The global energy situation is changing rapidly. The shale revolution has led to plunging oil prices that have remained around US$30 a barrel since OPEC’s failure to reach a consensus to cut oil production at its November 2014 meeting. This is an astonishing drop from the seemingly endless period of high oil prices of above US$100 a barrel. What do falling oil prices mean for the South Korean economy?
It is difficult to gauge the effects of the recent collapse in oil prices for the South Korean economy. As South Korea imports almost all its crude oil, one might expect that low oil prices have the opposite consequences of an oil price surge. Instead of leading to negative consequences such as inflation, a decline in economic growth and higher unemployment, low oil prices might become a foundation for economic growth — just like during the early-to-mid 1980s.
However, the current low oil prices have arisen in a vastly different global economic situation. During the low oil price period in the 1980s and 1990s, before the 1997–1998 Asian financial crisis, low oil prices supported global economic growth. However, currently, anxiety in the globalised world of financial markets is high, and almost all countries — with the exception of the United States — are experiencing recession. Therefore, unless South Korea adapts its energy policies to changed, dynamic global conditions, plunging oil prices will hinder rather than promote economic growth.
In a time when oil prices are plunging, the primary victims are clearly oil refining and petrochemical industries. These industries garner a bigger profit when oil prices increase. This is because generally the increase in petroleum and petrochemical product prices is bigger than the increase in crude oil price. In addition, there is a premium on the value of pre-purchased crude oil when its price increases. The opposite reasoning can be applied to a period of plunging oil prices.
For South Korea, financial difficulties in the Middle East and the Chinese economic slowdown are particularly harmful. South Korea’s number of contracts with Middle Eastern countries is noticeably decreasing. The delay or cancellation of liquefied natural gas (LNG) projects, stemming from low oil prices, is also directly harming South Korea’s shipbuilding industry, which has been focusing on high-grade LNG vessel contracts and manufacturing.
Current low oil prices are a sign of bad news now rather than a prediction of good news for the future. At the beginning of February, stock prices instantly responded, following the movements in oil prices. This is because the market considers the current oil price to be a barometer of economic trends.

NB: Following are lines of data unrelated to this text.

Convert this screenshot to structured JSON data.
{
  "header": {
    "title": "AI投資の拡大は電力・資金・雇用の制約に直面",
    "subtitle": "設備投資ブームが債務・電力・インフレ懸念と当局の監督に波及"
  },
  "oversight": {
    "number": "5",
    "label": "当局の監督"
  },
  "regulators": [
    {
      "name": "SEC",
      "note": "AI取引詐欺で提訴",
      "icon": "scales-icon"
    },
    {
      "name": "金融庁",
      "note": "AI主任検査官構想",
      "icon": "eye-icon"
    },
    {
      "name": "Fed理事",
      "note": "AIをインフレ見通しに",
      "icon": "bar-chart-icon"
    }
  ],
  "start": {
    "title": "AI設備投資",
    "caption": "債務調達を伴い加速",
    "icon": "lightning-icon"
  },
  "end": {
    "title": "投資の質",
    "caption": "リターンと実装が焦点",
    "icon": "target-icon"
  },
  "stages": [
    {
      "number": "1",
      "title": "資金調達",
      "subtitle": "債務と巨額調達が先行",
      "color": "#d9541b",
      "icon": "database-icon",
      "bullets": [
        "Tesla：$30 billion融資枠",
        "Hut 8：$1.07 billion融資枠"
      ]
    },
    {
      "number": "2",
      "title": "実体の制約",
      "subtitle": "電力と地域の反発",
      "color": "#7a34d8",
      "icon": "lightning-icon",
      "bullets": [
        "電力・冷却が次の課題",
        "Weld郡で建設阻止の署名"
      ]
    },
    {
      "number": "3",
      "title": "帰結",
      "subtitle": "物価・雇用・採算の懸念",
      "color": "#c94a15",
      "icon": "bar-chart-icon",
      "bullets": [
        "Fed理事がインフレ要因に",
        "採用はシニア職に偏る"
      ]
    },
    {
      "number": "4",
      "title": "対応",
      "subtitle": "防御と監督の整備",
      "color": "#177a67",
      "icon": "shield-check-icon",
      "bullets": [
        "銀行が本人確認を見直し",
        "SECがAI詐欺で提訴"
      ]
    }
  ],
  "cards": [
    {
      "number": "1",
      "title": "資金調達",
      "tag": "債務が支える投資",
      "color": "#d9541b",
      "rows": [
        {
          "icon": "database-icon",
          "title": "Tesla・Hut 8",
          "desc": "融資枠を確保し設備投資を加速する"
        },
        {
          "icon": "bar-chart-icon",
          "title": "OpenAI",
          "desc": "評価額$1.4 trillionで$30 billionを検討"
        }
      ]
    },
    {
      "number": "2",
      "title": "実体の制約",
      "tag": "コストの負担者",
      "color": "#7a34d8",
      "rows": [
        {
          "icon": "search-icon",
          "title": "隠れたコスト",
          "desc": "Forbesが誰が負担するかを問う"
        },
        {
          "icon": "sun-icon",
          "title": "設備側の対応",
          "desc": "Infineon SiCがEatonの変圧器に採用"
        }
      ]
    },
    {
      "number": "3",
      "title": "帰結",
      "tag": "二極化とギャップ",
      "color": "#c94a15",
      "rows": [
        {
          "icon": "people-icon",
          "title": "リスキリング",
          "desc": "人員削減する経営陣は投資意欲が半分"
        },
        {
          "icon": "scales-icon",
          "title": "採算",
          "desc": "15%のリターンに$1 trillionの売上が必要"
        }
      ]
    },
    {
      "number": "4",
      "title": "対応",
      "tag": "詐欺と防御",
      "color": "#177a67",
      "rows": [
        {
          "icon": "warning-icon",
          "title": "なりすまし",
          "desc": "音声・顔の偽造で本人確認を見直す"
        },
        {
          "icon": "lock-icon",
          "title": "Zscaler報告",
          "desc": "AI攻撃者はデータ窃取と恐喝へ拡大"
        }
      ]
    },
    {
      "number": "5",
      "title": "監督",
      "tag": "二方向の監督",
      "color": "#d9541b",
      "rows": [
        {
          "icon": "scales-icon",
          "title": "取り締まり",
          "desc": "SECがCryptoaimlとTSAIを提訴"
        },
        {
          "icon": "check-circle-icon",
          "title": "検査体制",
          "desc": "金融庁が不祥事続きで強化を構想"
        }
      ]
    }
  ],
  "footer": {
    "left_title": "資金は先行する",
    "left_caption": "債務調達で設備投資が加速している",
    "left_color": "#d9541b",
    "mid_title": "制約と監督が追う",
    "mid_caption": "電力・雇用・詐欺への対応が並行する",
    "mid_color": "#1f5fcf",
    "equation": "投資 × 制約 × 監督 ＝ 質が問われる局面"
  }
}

Every day the news is full of reports on low oil prices. Now is the time for both the government and the private sector to adjust nimbly. This requires a flexible internal system that can rapidly adjust to increasingly uncertain external situations. With the international oil price reaching its lowest point in 12 years, it is the right time to secure overseas resources. A delicate financial technique for coping with heightened price volatility is becoming necessary.
South Korea is missing its opportunity due to reduced debt levels of public enterprises and controversy over the Korea National Oil Corporation’s forceful overseas investment during the Lee Myung-bak administration. A single public enterprise, Korea Gas Corporation, is responsible for 90 percent of South Korea’s gas purchase contracts. The gas is supplied at a strictly regulated price to some 30 regionally monopolised city gas companies. The current Park Geun-hye government has been advocating for new energy business, mostly related to smart power technology. However, with regulated fees and barriers to entry, there is little room for such a new market.
Still, there is an urgent need for South Korea’s energy policies to find new direction. The country cannot maintain its regulation of price and market entry within the old policy of ‘secure, government-led, cheap and good quality energy’ under the changed domestic and international circumstances. When the global gas market is favourable to buyers, as it is now, the domestic gas market needs to be more flexible, allowing multiple private enterprises to become purchasers in various forms.
To enjoy the benefits of low oil prices under severe global economic conditions, the government should not block investment in overseas resources. All developed countries, where promising new energy corporations are currently growing, share a liberalised market at their core. To overcome and disperse the risks of a changing global energy market, South Korea desperately needs reform aimed at inducing active private sector participation in the domestic energy market.
Will low oil prices grease the engine of South Korean growth? is republished with permission from East Asia Forum